Authors: Elena Givental*, California State University East Bay, Department of Anthropology, Geography, Environmental Studies, Anatoly Stepanov, Department of International Relations, Ural Federal University, Yekaterinburg, Russia, Maria Ilyushkina, Department of Linguistics and Professional Communications and Department of Tourism, Ural Federal University Yekaterinburg, Russia , Alexander Burnasov, Department of International Relations, Ural Federal University, Yekaterinburg, Russia
Topics: Tourism Geography, Russia, Regional Geography
Keywords: tourism, industrial heritage tourism, Russia, Central Urals, old industrial region
Session Type: Paper
Start / End Time: 8:00 AM / 9:40 AM
Room: Roosevelt 4.5, Marriott, Exhibition Level
Presentation File: No File Uploaded
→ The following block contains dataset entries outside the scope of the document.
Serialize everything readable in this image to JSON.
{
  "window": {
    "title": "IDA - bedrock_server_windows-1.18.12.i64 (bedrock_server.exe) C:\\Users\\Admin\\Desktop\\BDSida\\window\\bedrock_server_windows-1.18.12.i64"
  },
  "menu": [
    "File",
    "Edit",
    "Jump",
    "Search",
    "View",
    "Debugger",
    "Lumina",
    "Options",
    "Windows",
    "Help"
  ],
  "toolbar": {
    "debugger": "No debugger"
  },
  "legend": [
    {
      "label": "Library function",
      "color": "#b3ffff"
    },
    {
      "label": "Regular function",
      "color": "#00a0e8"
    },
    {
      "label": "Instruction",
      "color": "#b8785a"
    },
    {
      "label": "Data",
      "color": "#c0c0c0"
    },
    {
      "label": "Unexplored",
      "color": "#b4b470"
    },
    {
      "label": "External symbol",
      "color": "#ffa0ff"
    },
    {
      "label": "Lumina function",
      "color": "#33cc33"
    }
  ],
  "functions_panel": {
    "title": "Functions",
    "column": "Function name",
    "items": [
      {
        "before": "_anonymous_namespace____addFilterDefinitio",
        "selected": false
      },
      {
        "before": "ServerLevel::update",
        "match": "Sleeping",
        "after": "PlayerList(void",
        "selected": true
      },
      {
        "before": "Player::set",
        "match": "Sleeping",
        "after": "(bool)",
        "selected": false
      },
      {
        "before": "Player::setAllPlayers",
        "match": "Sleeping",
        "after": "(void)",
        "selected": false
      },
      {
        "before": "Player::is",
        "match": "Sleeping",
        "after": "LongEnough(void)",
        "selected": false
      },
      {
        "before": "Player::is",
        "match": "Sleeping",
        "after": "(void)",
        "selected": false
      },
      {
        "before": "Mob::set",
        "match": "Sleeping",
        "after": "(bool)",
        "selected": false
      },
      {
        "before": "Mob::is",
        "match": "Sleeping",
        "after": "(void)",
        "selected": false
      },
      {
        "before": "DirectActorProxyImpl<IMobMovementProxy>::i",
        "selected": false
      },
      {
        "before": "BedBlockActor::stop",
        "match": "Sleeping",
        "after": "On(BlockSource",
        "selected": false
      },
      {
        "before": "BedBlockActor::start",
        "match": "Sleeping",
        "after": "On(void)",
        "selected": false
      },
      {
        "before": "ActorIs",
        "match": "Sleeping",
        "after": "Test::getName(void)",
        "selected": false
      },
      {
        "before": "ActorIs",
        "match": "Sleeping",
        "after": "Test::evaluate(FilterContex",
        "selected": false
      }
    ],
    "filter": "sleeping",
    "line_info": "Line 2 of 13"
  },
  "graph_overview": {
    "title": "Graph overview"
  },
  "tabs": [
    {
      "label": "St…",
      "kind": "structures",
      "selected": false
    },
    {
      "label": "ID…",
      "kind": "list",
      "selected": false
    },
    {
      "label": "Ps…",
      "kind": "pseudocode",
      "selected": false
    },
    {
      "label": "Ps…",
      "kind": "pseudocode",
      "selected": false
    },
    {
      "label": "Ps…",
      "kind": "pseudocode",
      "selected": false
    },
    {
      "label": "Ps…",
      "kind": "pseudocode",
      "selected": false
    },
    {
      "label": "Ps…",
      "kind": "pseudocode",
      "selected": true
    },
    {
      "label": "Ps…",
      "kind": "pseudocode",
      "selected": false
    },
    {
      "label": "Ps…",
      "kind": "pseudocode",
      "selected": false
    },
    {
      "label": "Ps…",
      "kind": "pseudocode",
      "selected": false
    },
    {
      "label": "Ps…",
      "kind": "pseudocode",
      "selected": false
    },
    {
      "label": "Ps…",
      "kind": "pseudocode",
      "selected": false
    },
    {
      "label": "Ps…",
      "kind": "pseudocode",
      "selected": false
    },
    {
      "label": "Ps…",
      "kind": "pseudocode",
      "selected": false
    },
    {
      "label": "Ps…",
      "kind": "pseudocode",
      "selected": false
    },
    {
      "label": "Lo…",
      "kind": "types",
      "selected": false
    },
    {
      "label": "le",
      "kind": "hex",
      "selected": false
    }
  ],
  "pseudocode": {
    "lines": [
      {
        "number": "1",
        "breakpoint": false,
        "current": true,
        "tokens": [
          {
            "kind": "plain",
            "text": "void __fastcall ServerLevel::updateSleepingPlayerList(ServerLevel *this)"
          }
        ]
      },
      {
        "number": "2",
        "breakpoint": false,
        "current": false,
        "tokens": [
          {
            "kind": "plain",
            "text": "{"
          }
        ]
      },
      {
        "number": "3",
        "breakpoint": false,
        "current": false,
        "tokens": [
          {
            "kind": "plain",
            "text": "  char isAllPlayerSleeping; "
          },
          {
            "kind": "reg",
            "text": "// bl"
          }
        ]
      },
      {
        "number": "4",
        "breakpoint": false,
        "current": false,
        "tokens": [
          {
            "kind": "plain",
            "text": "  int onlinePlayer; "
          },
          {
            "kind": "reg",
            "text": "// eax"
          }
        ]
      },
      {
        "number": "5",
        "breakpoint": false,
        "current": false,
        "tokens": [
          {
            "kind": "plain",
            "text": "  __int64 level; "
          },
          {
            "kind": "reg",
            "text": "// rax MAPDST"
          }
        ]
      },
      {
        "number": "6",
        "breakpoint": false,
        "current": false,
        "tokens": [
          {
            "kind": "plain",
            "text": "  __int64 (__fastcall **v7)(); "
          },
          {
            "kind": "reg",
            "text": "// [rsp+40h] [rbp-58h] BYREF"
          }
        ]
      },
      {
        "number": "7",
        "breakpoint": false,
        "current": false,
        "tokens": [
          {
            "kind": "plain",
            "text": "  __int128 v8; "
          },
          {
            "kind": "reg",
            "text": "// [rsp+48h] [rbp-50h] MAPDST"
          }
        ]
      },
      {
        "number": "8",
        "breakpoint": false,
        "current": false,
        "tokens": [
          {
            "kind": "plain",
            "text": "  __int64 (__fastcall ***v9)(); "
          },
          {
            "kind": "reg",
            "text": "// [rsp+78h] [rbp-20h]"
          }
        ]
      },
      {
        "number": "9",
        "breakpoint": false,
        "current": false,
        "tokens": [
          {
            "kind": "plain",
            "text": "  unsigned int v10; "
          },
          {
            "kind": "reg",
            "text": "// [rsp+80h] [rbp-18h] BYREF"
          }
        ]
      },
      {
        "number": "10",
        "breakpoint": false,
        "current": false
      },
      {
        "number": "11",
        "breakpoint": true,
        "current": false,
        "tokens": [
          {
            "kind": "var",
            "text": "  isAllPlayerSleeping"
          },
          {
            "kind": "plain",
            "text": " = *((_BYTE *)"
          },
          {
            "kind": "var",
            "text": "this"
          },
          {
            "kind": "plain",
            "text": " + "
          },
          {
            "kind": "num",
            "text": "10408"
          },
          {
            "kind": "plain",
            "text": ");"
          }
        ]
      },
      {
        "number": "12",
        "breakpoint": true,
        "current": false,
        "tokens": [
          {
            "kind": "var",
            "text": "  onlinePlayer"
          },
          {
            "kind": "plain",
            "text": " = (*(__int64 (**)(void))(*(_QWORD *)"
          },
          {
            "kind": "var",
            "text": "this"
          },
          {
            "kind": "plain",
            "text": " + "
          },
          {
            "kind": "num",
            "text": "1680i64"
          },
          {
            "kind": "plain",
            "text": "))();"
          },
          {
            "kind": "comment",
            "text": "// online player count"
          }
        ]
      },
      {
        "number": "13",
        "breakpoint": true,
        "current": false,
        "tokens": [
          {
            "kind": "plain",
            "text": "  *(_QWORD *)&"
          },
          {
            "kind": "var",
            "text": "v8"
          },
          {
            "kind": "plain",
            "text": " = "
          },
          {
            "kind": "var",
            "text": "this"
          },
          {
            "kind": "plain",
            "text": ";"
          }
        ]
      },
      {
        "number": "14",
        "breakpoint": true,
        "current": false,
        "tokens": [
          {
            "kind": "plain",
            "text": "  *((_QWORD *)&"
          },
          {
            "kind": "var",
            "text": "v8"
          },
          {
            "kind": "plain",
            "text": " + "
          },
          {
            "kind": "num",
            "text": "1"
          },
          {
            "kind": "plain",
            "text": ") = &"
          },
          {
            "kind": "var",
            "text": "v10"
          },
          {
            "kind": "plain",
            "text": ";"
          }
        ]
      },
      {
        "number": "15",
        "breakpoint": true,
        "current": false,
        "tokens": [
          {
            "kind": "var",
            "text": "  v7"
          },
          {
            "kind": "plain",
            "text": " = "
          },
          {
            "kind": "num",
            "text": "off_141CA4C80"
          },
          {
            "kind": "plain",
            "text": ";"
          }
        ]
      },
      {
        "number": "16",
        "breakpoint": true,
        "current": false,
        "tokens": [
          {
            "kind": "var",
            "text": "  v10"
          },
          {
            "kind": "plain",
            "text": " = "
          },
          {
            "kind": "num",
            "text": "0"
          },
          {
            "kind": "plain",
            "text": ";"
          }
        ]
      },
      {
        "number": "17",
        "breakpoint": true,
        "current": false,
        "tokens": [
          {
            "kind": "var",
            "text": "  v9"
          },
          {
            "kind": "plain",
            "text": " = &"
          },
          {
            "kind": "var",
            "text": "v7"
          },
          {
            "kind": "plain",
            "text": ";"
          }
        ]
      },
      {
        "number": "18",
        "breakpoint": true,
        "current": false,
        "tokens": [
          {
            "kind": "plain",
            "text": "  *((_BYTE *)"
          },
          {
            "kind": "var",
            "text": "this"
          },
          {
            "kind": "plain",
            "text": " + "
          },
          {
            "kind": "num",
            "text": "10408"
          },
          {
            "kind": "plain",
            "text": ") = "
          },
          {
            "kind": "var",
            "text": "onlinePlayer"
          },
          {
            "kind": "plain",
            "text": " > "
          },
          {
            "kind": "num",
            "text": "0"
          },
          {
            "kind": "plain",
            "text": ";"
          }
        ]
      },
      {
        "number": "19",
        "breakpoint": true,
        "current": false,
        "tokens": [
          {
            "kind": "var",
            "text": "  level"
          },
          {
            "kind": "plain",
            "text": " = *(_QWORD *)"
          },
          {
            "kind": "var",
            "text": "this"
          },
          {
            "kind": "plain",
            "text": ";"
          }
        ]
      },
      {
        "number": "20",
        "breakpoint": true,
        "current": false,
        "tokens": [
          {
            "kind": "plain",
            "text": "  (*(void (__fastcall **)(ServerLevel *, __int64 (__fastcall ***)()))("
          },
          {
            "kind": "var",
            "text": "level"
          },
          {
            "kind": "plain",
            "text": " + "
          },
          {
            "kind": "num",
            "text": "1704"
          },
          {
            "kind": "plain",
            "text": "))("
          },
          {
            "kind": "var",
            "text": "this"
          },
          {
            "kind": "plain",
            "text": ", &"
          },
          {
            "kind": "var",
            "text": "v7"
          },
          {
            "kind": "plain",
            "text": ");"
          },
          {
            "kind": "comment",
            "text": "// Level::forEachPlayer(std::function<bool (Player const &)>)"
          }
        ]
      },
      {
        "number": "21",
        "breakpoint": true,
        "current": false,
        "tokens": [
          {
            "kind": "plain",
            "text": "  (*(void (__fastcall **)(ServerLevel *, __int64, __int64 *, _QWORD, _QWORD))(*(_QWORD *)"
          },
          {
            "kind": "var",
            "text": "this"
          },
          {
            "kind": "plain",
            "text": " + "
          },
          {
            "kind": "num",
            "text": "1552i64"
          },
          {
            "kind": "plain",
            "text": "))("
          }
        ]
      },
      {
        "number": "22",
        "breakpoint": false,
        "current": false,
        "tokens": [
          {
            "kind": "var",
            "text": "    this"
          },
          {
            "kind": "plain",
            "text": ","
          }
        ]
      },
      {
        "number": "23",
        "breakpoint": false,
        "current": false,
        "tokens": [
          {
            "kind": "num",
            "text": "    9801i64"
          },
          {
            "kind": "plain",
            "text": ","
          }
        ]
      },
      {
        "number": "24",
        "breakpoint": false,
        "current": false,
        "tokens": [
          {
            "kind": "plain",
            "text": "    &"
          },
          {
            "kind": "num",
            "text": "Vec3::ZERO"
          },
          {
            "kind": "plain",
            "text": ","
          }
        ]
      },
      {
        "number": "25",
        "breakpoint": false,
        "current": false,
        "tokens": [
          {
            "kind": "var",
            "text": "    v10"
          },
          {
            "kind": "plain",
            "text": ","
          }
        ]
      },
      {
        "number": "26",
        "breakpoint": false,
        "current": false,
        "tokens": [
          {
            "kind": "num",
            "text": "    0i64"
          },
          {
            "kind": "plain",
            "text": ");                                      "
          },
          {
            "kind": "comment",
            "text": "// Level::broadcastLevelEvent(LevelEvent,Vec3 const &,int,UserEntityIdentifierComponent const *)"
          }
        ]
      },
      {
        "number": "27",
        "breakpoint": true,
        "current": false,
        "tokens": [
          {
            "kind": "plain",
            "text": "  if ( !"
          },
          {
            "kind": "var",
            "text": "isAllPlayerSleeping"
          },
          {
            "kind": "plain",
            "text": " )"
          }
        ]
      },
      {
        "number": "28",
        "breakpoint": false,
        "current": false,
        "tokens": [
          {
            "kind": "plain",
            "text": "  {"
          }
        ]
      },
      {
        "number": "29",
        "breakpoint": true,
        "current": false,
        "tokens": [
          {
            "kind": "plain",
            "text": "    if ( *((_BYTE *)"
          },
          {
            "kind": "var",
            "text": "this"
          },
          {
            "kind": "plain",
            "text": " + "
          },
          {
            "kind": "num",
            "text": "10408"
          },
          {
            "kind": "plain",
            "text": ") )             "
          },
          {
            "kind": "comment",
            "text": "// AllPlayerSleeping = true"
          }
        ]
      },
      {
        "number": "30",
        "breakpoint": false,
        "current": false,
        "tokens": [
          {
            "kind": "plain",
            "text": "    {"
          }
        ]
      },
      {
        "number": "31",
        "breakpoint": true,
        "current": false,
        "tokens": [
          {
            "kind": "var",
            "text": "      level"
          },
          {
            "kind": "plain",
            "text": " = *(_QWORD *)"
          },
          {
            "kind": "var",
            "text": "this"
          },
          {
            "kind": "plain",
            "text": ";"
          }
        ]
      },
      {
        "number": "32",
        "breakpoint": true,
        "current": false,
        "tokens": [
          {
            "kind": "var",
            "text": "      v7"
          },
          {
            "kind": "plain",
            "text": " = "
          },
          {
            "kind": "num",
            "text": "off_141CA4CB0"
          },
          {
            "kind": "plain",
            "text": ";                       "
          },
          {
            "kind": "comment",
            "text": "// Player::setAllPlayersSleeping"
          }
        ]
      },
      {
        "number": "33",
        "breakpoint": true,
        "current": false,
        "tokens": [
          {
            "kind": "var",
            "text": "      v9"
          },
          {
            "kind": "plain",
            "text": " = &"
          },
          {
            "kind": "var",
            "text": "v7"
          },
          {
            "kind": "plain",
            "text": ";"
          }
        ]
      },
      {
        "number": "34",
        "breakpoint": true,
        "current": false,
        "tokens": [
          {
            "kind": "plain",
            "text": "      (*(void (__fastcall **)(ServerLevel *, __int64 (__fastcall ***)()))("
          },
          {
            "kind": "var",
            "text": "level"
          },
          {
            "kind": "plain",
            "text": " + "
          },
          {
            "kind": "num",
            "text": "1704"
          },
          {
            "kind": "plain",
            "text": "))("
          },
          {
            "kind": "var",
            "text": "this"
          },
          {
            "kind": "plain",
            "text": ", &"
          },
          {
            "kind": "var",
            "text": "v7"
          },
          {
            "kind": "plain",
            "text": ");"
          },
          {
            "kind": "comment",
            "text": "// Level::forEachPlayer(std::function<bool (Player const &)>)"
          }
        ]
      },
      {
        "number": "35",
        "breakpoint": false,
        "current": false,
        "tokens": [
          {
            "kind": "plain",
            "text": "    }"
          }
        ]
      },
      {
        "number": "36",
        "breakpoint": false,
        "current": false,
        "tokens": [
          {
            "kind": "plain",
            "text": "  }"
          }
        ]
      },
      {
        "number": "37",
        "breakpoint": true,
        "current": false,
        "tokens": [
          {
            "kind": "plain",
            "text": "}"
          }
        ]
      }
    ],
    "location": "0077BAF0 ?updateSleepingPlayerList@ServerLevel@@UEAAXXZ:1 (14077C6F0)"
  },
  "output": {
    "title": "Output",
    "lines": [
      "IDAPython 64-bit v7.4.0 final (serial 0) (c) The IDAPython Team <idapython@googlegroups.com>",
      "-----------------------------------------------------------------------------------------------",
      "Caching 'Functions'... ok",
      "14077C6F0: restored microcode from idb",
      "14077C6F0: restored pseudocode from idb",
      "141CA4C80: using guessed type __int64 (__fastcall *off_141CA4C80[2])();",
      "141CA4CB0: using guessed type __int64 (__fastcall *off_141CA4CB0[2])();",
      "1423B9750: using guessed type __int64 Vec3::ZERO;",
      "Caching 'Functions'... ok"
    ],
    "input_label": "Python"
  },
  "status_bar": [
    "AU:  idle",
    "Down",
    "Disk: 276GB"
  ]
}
The focus of this study is the Central Urals region of Russia known for its abundant industrial and mining heritage, dating back to the eighteenth century. Until the 1990s, the access to the Central Urals was restricted due to the overwhelming presence of the military-industrial complex. After decades of contempt and physical neglect, industrial heritage sites in the Central Urals are gaining notable interest, both inside and outside Russia, with the emerging “Urals Gemstone Ring” tour as a living proof. However, our research, based on the extensive review of tourist websites and specific visitor site information, shows that the tremendous tourist opportunities in the Central Urals are hampered by the lack of tourist infrastructure, deficit of support from local authorities, and shortage of advertisement and visibility. This case study demonstrates how the interplay of local perceptions and business interests in the post-Soviet space defines the pace of change. The authors’ recommendations for revitalizing industrial and mining heritage tourism in the Central Urals are three-fold: improving the quality of domestic tourist sites and amenities while appealing to the international tourist community, pursuing the intersectoral cooperation of various interested actors including regional and local administration, private businesses, investors, and residents, and, finally, obtaining the UNESCO status for numerous unique industrial heritage sites in the region.